3. Factors outside the child welfare system also affected the quality of legal representation available to children and parents in the sites studied.

For example, homelessness and poverty were regularly reported as significant challenges for effective legal representation because factors such as unstable housing, lack of access to affordable transportation, or a rural location made it difficult to meet with clients and ensure they appeared in court.

Homelessness, poverty for youth and their families, and immigration status were significant challenges in all three sites. Poverty affects clients’ ability to pay for housing, services, and transportation. Lack of housing can prevent reunification and limit parent counsel from meeting with or communicating with their clients, while lack of personal or public transportation can make it hard to attend hearings or services. Courthouse location, court accessibility for attorneys and families, and time for attorneys to meet clients before hearings were challenges in each site.

How to use this information to advocate for high-quality legal representation by addressing outside factors that affect client advocacy

Use the California assessment to explain the connection between high-quality legal representation and potential influences that exist outside the context of child welfare that can affect attorneys’ ability to meet with and support parent and child clients, including:

  • Transportation limitations for clients.
  • Housing access and stability for clients.
  • Challenges in cases involving immigration and child welfare law.

Understand and address these influences through advocacy, legislative action, and increased awareness so that supports for children and families can increase their ability to meaningfully engage in services, attend meetings with counsel, and successfully reunify and achieve permanency.

How to use this information to advocate for high-quality representation through improved data management systems

Collecting data for this assessment revealed the need for more robust data in each site to track representation quality. High data quality contributes to consistent results, reliable data, and the ability to easily interpret data. Use the California assessment to advocate for improved and refined data management systems to track important variables that better reflect the quality of legal representation and case functioning generally. Advocate for increased and adequate funding for child and parent dependency counsel with data from improved data management systems. By increasing use of robust data to study and improve practice, the quality of legal representation can be better measured and linked with outcomes for children and families.

Conclusion

This assessment presents important considerations when investing in legal representation to better support children and families in the child welfare system. Complementing existing research showing how high-quality representation improves outcomes for children and families, this assessment provides an opportunity for jurisdictions to carefully consider how to invest and allocate attorney funding to increase the quality of legal representation to best serve children and parents and for practitioners to use the findings as a tool in their advocacy.

Connecting back to the first finding, the best way to reduce caseloads is to have fewer families in our systems, and the only way to have fewer families in our systems is to either not bring them in to begin with, which is the child welfare policy piece, and the second best way to have fewer families in our system is to move them in and out efficiently and to provide them with the services they need.
– Leslie Starr Heimov, Executive Director, Children’s Law Center of California
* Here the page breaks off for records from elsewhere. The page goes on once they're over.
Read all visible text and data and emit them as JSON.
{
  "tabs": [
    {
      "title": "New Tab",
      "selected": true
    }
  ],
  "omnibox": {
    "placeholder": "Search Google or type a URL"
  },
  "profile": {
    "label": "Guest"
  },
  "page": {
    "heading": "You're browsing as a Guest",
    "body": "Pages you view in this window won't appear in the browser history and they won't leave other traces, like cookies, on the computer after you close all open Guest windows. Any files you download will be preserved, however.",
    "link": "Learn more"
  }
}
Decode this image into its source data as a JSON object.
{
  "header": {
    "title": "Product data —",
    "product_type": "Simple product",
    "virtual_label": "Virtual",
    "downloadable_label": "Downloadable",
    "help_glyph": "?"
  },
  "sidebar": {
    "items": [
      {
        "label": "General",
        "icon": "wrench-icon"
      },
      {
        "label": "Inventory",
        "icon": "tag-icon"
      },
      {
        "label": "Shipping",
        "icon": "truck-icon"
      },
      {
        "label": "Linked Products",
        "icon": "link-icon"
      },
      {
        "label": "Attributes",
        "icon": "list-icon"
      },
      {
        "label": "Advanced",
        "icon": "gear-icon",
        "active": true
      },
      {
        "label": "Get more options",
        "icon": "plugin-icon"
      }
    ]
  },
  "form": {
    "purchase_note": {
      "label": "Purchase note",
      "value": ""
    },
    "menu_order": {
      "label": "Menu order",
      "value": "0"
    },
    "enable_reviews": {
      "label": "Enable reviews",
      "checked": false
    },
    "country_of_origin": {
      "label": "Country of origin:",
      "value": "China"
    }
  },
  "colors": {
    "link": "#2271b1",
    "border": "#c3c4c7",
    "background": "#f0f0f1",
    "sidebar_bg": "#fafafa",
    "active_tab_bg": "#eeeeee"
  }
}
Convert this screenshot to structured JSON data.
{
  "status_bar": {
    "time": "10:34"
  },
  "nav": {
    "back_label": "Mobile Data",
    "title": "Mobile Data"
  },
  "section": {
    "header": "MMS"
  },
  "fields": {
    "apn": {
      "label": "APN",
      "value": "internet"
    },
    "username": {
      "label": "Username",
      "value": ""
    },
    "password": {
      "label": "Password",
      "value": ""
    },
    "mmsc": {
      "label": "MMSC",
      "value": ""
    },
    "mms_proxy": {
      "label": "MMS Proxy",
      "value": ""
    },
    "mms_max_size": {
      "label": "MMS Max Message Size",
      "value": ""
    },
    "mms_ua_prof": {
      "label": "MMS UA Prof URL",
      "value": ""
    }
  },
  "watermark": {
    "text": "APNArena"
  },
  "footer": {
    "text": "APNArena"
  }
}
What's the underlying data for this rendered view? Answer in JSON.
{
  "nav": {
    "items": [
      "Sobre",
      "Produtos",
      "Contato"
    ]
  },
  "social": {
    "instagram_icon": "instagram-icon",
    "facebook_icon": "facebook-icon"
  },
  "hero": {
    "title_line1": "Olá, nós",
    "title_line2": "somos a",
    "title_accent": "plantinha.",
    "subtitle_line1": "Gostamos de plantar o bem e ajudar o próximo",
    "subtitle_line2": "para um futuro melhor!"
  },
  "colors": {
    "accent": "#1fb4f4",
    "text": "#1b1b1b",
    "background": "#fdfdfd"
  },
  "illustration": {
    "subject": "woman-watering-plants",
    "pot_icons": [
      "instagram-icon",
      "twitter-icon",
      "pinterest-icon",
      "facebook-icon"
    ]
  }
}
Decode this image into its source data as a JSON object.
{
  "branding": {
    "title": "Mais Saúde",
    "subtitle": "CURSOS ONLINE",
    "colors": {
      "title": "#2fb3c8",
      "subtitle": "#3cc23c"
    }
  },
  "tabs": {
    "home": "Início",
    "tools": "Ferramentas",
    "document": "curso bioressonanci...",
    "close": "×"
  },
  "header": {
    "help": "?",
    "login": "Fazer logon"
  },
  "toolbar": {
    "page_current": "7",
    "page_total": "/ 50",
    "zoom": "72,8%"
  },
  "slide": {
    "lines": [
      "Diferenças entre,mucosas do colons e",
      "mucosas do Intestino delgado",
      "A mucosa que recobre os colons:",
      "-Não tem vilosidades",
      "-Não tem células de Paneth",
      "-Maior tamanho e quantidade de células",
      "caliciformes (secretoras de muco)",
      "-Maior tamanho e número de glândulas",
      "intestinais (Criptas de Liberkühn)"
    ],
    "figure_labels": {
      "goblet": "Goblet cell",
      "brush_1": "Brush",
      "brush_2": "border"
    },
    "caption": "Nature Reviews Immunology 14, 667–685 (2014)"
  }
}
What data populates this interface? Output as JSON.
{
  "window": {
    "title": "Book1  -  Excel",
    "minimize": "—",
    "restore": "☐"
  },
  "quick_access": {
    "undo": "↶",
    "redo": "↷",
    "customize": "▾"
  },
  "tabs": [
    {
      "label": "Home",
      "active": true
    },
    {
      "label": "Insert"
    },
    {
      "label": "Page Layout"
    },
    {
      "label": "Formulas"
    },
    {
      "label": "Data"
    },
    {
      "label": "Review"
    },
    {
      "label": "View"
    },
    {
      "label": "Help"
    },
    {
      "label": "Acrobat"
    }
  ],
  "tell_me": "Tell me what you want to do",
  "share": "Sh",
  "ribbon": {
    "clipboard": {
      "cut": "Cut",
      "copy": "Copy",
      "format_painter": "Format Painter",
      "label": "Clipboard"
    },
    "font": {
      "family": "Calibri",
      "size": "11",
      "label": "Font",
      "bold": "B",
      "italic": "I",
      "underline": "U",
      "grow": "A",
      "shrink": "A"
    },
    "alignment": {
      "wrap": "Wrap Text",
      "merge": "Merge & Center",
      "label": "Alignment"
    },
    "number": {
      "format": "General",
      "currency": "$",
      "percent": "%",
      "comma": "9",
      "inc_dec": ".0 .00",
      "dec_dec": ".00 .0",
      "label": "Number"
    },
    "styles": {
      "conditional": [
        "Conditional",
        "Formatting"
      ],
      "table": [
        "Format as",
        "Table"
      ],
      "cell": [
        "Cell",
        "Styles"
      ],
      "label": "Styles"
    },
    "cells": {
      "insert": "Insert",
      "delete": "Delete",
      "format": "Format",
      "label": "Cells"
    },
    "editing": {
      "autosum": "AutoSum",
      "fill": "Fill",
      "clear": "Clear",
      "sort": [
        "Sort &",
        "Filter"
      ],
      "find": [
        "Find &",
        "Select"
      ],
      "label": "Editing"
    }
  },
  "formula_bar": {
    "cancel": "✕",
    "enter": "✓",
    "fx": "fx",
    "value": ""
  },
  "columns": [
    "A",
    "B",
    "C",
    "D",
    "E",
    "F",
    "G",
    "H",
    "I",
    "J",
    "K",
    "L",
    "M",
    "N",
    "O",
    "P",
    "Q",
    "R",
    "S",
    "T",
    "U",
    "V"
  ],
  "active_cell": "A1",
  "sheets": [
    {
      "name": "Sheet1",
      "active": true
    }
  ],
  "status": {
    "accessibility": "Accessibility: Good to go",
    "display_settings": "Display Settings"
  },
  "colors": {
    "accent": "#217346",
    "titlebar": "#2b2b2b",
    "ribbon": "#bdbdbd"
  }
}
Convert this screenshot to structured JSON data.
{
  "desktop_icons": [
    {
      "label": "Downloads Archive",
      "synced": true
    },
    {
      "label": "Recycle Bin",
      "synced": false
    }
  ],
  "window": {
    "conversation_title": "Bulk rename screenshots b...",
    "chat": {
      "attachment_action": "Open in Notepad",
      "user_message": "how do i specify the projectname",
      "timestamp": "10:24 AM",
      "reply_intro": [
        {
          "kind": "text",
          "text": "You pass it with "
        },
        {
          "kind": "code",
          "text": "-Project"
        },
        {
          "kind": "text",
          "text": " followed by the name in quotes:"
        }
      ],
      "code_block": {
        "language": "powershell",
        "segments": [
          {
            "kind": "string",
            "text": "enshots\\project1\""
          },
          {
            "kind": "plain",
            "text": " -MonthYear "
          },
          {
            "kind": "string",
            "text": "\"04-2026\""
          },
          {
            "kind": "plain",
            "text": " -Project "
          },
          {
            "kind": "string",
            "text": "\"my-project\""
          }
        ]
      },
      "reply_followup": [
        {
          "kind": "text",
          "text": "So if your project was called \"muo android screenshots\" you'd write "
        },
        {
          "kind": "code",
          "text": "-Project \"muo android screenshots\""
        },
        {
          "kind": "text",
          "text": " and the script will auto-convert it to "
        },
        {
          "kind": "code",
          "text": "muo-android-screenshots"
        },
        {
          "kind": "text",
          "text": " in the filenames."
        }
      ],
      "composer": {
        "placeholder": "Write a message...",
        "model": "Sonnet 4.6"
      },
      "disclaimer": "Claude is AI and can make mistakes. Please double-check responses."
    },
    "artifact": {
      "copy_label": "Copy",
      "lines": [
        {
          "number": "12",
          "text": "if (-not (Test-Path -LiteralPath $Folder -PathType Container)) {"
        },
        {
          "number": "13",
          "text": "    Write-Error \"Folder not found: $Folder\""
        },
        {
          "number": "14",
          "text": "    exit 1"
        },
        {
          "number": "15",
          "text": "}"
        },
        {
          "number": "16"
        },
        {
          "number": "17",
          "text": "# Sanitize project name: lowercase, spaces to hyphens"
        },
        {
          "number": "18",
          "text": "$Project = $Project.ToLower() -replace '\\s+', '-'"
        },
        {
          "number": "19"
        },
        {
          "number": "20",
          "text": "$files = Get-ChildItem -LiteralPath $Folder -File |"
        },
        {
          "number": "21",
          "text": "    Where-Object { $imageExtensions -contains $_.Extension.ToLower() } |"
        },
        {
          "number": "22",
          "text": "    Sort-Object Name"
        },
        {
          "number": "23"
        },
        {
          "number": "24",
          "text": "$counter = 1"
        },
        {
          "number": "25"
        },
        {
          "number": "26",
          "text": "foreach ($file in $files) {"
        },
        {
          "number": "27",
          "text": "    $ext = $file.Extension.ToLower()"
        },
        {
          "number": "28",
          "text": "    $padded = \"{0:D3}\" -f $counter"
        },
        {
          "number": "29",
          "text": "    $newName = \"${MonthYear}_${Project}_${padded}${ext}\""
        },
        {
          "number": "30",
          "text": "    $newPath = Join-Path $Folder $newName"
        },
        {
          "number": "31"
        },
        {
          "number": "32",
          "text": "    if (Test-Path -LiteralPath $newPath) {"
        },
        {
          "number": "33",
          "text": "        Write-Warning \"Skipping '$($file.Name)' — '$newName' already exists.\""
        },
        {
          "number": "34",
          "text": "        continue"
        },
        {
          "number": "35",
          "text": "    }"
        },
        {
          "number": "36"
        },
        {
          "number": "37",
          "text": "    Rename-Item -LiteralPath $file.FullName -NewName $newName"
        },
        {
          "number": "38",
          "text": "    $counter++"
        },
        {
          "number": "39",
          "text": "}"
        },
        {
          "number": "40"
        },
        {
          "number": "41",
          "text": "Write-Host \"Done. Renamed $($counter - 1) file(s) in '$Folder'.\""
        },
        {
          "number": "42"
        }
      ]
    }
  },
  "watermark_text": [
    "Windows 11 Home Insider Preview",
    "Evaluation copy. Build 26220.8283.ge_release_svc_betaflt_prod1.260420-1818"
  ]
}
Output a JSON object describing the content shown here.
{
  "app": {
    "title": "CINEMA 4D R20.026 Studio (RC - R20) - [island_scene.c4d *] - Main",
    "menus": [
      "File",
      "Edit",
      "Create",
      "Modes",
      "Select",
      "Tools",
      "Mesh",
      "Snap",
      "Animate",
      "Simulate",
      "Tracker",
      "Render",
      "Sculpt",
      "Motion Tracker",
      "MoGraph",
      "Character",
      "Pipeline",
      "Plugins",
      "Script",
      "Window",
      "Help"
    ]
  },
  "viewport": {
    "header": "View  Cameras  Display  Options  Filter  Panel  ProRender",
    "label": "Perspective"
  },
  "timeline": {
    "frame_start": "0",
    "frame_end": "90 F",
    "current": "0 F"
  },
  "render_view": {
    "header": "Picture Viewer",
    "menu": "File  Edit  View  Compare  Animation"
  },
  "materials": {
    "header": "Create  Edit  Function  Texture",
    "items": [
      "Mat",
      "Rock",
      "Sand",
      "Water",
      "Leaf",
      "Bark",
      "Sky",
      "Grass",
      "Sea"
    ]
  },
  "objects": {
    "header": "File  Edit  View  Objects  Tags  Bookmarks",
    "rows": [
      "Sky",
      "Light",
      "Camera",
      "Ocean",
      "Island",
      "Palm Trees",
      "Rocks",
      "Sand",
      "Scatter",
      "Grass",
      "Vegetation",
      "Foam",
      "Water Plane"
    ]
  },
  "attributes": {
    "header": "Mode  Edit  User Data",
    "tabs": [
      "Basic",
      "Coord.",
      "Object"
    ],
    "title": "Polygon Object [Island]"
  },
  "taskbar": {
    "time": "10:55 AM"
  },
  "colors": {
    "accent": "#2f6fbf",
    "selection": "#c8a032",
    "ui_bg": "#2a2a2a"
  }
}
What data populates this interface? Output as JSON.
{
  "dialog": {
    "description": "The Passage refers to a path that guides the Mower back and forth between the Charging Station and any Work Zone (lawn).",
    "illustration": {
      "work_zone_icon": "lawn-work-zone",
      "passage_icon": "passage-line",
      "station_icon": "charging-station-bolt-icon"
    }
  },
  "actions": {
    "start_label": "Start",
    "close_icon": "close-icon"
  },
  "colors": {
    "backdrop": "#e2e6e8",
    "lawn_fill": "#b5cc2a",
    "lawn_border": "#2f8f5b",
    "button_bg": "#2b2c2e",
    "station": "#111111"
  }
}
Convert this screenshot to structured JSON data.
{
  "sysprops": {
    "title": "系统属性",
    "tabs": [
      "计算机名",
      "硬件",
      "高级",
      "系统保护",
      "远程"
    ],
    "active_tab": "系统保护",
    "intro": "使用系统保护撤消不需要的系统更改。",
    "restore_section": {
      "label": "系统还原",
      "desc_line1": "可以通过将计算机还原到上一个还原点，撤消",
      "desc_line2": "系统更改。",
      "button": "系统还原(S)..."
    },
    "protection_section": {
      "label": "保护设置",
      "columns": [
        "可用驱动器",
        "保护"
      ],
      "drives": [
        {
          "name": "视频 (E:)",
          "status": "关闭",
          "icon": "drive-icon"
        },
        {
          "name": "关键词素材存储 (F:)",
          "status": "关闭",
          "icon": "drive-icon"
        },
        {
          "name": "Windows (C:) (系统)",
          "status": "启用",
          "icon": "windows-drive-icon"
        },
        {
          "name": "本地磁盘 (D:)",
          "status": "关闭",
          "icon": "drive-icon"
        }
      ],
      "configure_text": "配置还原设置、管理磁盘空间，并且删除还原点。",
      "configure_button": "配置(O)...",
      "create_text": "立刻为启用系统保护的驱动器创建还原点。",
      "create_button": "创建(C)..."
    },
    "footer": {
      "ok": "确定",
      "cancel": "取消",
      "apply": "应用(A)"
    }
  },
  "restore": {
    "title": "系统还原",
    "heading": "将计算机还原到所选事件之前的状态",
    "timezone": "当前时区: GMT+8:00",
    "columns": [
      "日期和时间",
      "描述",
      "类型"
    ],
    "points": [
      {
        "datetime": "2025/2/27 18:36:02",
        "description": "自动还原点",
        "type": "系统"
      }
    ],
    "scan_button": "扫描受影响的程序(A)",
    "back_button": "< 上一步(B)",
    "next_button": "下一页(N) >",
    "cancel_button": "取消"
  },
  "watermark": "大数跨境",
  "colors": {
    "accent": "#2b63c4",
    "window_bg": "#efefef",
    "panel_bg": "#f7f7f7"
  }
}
Eva J. Klain, JD, director of the health program at the ABA Center on Children and the Law, directed the California assessment of funding changes project.

The call-out quotes in this article were drawn from a webinar introducing the funding assessment report findings and significance to California child welfare legal professionals on July 15, 2020.